» Records provided

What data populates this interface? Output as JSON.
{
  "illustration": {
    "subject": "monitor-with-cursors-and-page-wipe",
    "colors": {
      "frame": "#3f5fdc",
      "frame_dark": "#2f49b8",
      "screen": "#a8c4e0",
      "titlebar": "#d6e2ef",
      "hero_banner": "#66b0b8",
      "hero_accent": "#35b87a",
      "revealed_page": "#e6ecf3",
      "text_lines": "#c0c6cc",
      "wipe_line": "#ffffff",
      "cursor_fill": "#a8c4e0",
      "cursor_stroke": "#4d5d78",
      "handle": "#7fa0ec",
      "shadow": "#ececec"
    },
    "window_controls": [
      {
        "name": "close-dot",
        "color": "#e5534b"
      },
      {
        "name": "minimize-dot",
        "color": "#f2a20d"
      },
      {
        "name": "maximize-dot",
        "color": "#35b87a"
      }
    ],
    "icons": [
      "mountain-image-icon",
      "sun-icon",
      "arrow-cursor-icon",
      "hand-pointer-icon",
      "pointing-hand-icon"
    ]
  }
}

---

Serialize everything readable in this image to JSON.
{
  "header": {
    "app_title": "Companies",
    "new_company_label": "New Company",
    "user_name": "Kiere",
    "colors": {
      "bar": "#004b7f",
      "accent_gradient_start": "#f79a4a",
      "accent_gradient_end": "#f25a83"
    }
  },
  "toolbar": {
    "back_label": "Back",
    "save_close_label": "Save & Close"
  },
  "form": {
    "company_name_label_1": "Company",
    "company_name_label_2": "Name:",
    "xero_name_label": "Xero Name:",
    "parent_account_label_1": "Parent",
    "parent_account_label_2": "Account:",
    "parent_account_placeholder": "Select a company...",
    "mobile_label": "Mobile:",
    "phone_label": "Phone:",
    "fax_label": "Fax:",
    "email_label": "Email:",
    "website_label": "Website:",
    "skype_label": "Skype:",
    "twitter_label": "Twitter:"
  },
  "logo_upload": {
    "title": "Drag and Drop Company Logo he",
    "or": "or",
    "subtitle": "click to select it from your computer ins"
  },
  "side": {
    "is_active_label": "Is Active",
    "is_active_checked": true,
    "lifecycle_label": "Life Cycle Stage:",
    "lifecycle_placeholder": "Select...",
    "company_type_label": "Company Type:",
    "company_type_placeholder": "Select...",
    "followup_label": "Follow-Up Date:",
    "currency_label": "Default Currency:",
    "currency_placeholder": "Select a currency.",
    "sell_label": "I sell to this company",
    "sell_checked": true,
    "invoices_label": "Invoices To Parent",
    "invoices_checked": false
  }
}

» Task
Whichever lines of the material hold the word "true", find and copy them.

» Result of this exercise
    "is_active_checked": true,
    "sell_checked": true,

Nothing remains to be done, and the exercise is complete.